Despite intensive initial training, over time the management capacity of local water committees often drops causing gaps in facilities maintenance, a decrease in available local funds for spare parts, and sometimes even leading to mismanagement of existing funds. Because of this reality, the development of viable business models and the utilisation of community and private sector entrepreneurship can be valuable drivers for sustainable WASH service provision. In places where service provision by state-managed utilities is either non-existent or failing to meet the need of populations, small- and medium-sized enterprises are reliable options to provide an alternative model for service delivery. Working with entrepreneurs, suppliers, business development specialists and water technicians for service provision ensures that viable, self-sustaining enterprises, when empowered and equipped, are able to fill gaps in services provision and provide potential customers with more accessible and affordable WASH materials, supplies and services. Private enterprises have demonstrated efficiency in supporting sustainable water supply systems operation and management, the construction of water points, the provision of spare parts for water facilities, assuring the availability of water treatment, sanitation and hygiene products on the local market, and more.
Since 2000, many countries have developed policies and strategies supporting the involvement of private sector and entrepreneurship in WASH services development, expansion and management. As a result, in urban settings enterprises and individuals are empowered, through capacity building and microfinance funding, to build, operate, maintain and assure day-to-day management of WASH facilities (including kiosks, water supply systems, and public sanitation facilities). In most cases customers are willing to pay for these services. In rural settings, the increasing demand of quality and sustainable WASH services calls for improved local private sector management. The required services include water for domestic uses, water for livestock and water for agriculture. The availability of water for production is igniting more livelihood and income generating activities led by women and young people. These activities include small-scale irrigated farming and vegetable gardening, which play key roles in household resilience and nutrition. Available water is used for irrigating small- to medium-sized plots, but also for domestic gardening. Garden produce is used by households to improve daily nutrition, and the rest is sold to the local market; increasing household income necessary for children’ schooling, heath care, and improving household assets.
Contracting with government and local authorities over a sustained period of time allows for sustainable WASH services with accountability and responsibility. In some contexts, collaboration with World Vision subsidiary VisionFund International or other local microfinance institutions provides links to economic development and livelihoods through small loans to support WASH-related businesses. These small loans can also be solutions for potential customers to access WASH materials, products and services including drinking water systems and pumps, water treatment products, irrigation systems, sanitation systems, menstrual hygiene supplies, soap supplies, adaptive devices, and more.
Our business development and microfinance in WASH work is lead by WASH Operations Technical Director Samuel Diarra.
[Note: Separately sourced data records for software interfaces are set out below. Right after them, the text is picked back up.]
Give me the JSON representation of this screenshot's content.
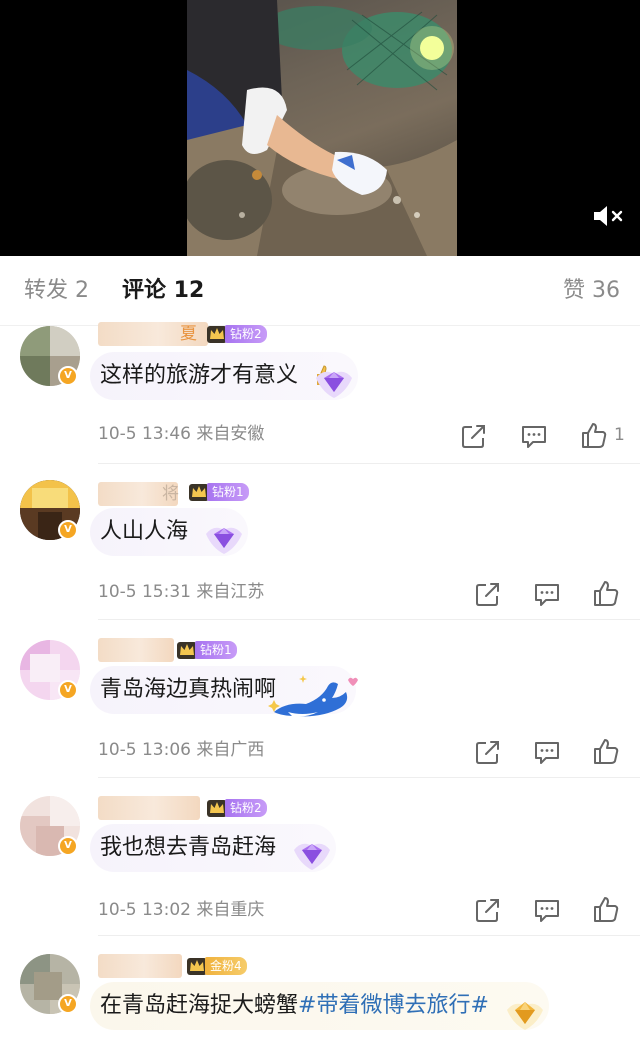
{
  "tabs": {
    "repost": "转发 2",
    "comments": "评论 12",
    "likes": "赞 36"
  },
  "colors": {
    "accent_orange": "#e89440",
    "hashtag_blue": "#2f6fb6",
    "diamond_badge": "#b07cf2",
    "gold_badge": "#f0b23d",
    "meta_gray": "#8a8a8a"
  },
  "comments": [
    {
      "name_suffix": "夏",
      "fan_level": "钻粉2",
      "text": "这样的旅游才有意义",
      "time_location": "10-5 13:46 来自安徽",
      "like_count": "1",
      "bubble_icon": "diamond-heart-icon"
    },
    {
      "name_suffix": "将",
      "fan_level": "钻粉1",
      "text": "人山人海",
      "time_location": "10-5 15:31 来自江苏",
      "like_count": "",
      "bubble_icon": "diamond-heart-icon"
    },
    {
      "name_suffix": "",
      "fan_level": "钻粉1",
      "text": "青岛海边真热闹啊",
      "time_location": "10-5 13:06 来自广西",
      "like_count": "",
      "bubble_icon": "whale-icon"
    },
    {
      "name_suffix": "",
      "fan_level": "钻粉2",
      "text": "我也想去青岛赶海",
      "time_location": "10-5 13:02 来自重庆",
      "like_count": "",
      "bubble_icon": "diamond-heart-icon"
    },
    {
      "name_suffix": "",
      "fan_level": "金粉4",
      "text": "在青岛赶海捉大螃蟹",
      "hashtag": "#带着微博去旅行#",
      "time_location": "",
      "like_count": "",
      "bubble_icon": "gold-gem-icon"
    }
  ],
  "icons": {
    "mute": "speaker-muted-icon",
    "share": "share-icon",
    "reply": "comment-icon",
    "like": "thumbs-up-icon",
    "verified": "verified-v-icon",
    "crown": "crown-icon"
  }
}
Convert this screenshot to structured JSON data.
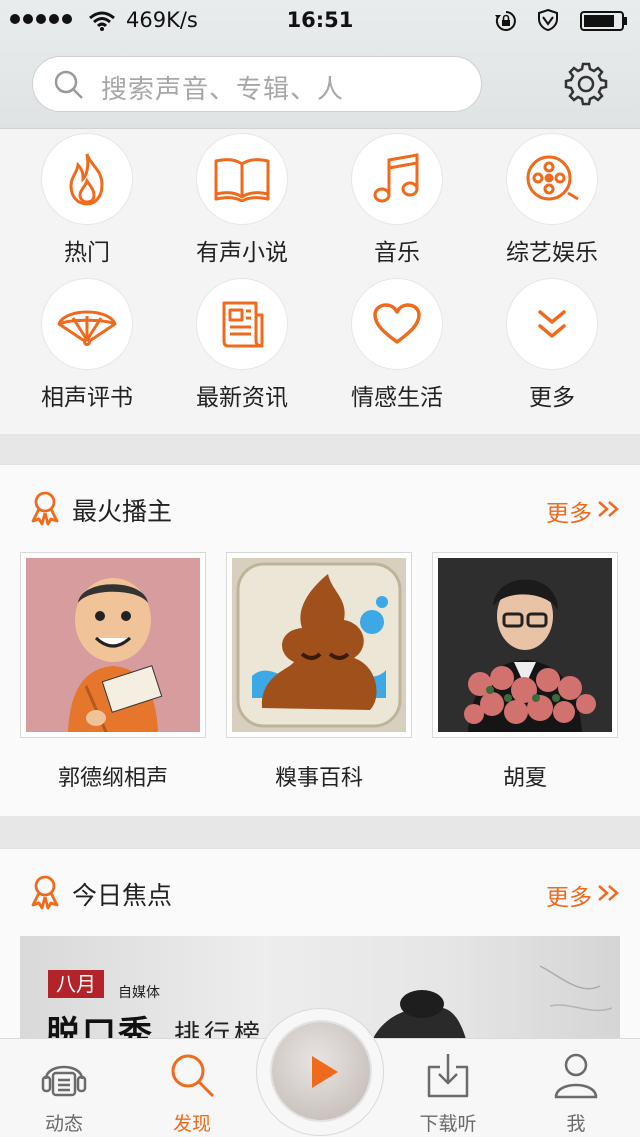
{
  "status_bar": {
    "net_speed": "469K/s",
    "time": "16:51"
  },
  "search": {
    "placeholder": "搜索声音、专辑、人"
  },
  "categories": [
    {
      "label": "热门",
      "icon": "flame-icon"
    },
    {
      "label": "有声小说",
      "icon": "book-icon"
    },
    {
      "label": "音乐",
      "icon": "music-note-icon"
    },
    {
      "label": "综艺娱乐",
      "icon": "film-reel-icon"
    },
    {
      "label": "相声评书",
      "icon": "fan-icon"
    },
    {
      "label": "最新资讯",
      "icon": "newspaper-icon"
    },
    {
      "label": "情感生活",
      "icon": "heart-icon"
    },
    {
      "label": "更多",
      "icon": "double-chevron-down-icon"
    }
  ],
  "top_hosts": {
    "title": "最火播主",
    "more": "更多",
    "items": [
      {
        "name": "郭德纲相声"
      },
      {
        "name": "糗事百科"
      },
      {
        "name": "胡夏"
      }
    ]
  },
  "today_focus": {
    "title": "今日焦点",
    "more": "更多",
    "banner": {
      "tag": "八月",
      "subtitle": "自媒体",
      "title": "脱口秀",
      "title_suffix": "排行榜"
    }
  },
  "tabbar": {
    "tabs": [
      {
        "label": "动态",
        "icon": "radio-headphones-icon",
        "active": false
      },
      {
        "label": "发现",
        "icon": "search-icon",
        "active": true
      },
      {
        "label": "下载听",
        "icon": "download-icon",
        "active": false
      },
      {
        "label": "我",
        "icon": "person-icon",
        "active": false
      }
    ]
  },
  "colors": {
    "accent": "#f06a1e",
    "tab_inactive": "#6b6b6b"
  }
}
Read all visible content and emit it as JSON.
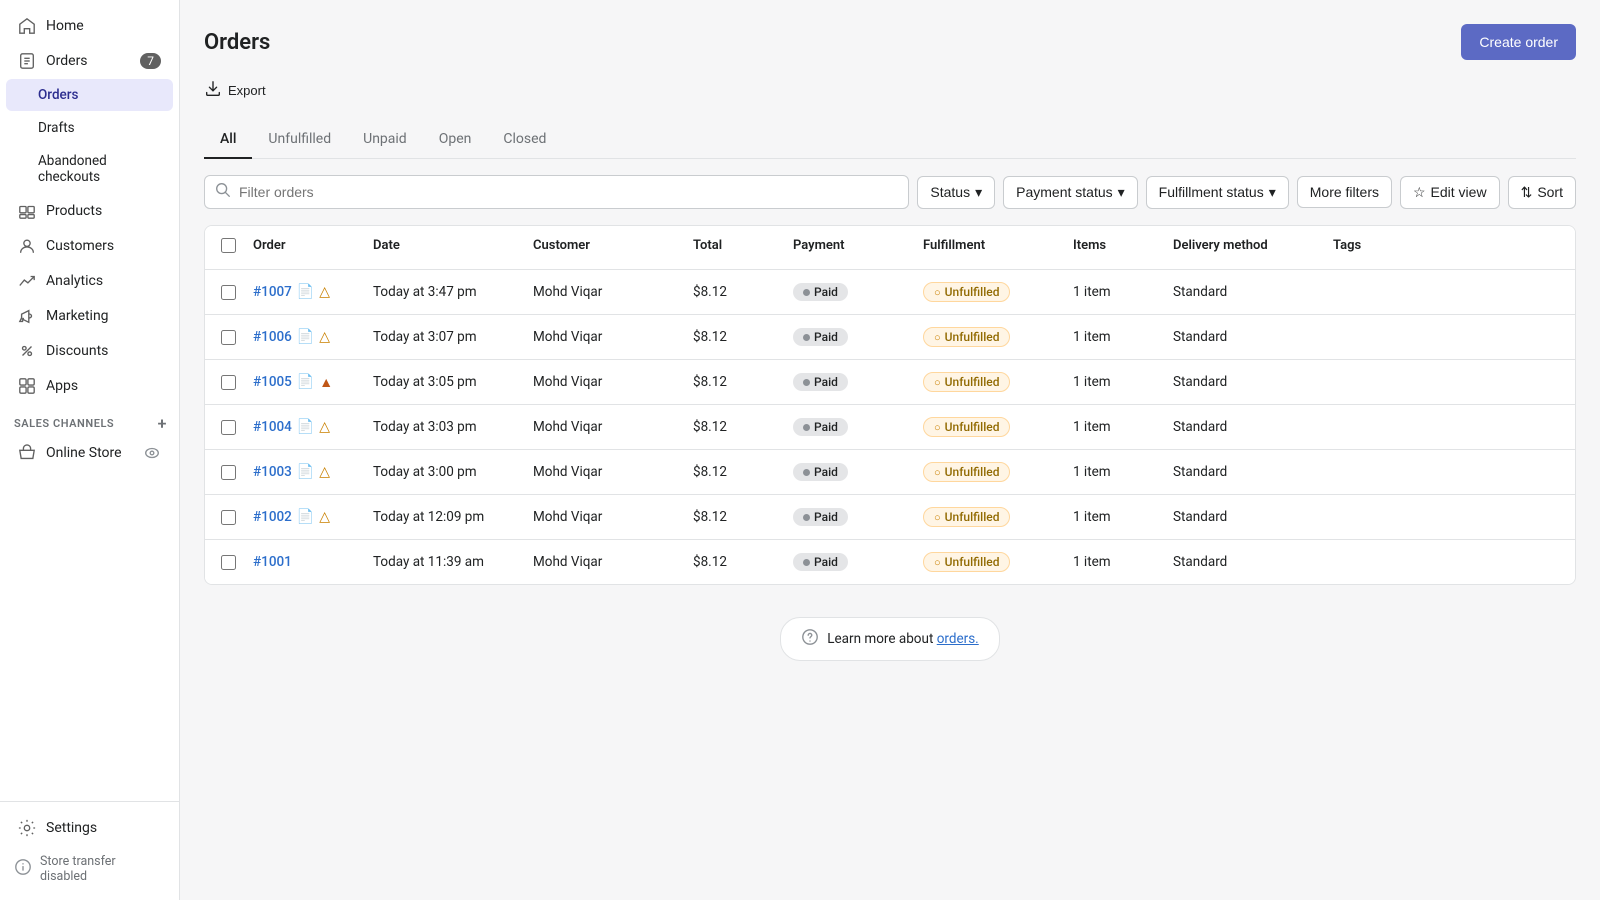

Learn more about Samuel and our global leadership on our WASH experts page.